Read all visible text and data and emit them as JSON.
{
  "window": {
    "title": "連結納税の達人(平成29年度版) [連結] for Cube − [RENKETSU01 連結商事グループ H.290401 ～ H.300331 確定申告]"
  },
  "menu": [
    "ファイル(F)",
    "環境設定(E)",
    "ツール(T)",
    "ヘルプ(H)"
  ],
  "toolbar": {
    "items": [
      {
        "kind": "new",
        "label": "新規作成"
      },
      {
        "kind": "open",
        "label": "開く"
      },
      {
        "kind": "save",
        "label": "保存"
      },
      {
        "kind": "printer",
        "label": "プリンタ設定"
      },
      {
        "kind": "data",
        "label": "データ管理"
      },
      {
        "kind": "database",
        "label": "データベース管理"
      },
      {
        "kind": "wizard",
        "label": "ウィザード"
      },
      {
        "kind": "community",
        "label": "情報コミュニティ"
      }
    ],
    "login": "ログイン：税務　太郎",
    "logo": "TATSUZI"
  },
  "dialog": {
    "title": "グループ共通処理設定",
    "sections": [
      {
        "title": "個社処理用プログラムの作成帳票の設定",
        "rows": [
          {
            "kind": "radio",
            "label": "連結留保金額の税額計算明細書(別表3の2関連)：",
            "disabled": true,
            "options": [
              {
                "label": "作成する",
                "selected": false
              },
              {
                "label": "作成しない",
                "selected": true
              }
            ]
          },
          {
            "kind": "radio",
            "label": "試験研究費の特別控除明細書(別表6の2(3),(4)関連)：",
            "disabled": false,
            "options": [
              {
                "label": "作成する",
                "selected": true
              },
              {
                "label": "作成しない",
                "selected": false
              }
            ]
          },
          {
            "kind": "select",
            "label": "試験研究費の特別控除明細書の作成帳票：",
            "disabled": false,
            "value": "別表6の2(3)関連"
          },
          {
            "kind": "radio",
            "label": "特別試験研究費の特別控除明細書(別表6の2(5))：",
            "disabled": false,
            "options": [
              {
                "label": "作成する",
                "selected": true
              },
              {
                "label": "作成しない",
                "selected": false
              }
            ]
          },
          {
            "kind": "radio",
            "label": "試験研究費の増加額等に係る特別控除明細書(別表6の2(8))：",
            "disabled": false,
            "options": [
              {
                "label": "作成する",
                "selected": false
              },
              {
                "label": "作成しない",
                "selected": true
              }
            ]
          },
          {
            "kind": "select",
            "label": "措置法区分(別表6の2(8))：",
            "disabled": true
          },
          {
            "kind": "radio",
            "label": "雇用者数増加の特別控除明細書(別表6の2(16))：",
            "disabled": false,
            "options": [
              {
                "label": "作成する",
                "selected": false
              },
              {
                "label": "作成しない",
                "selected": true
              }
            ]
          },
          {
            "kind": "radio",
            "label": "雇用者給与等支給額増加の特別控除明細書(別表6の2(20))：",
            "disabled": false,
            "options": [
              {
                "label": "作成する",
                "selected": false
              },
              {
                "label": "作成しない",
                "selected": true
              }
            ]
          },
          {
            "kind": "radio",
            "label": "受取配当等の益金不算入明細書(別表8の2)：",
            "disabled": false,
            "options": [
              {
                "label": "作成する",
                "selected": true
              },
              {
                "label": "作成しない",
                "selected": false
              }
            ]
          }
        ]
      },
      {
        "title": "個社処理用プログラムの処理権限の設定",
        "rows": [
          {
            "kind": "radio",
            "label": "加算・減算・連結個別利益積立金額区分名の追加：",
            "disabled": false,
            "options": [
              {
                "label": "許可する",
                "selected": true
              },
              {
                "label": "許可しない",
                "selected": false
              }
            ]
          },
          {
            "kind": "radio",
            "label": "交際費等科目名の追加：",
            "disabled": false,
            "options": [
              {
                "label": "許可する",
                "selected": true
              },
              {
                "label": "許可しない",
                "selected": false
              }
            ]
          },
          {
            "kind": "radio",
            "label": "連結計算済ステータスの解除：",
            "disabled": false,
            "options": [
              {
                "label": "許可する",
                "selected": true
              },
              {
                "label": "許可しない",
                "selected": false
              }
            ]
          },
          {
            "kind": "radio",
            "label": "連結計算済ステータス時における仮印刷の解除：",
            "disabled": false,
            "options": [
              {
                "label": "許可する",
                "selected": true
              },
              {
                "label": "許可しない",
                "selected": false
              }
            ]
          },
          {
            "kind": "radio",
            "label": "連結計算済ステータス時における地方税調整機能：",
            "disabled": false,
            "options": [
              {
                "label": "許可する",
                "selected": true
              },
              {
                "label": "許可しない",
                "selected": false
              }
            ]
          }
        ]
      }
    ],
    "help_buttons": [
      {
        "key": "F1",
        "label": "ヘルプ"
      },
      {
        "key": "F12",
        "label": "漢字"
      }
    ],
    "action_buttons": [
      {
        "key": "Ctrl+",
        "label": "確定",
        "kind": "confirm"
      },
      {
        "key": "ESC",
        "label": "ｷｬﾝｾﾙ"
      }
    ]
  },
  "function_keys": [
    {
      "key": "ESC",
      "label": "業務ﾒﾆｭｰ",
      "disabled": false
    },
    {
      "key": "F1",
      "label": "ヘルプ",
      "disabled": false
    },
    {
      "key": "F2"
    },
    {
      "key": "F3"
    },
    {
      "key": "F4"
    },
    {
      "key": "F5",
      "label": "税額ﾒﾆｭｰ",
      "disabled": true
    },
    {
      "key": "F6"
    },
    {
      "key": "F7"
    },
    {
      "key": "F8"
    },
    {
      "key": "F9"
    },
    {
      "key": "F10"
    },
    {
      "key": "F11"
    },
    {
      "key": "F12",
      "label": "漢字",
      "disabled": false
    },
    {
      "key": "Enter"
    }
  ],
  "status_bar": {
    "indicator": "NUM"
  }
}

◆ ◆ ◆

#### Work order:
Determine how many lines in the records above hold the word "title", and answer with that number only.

#### Solution to this task:
4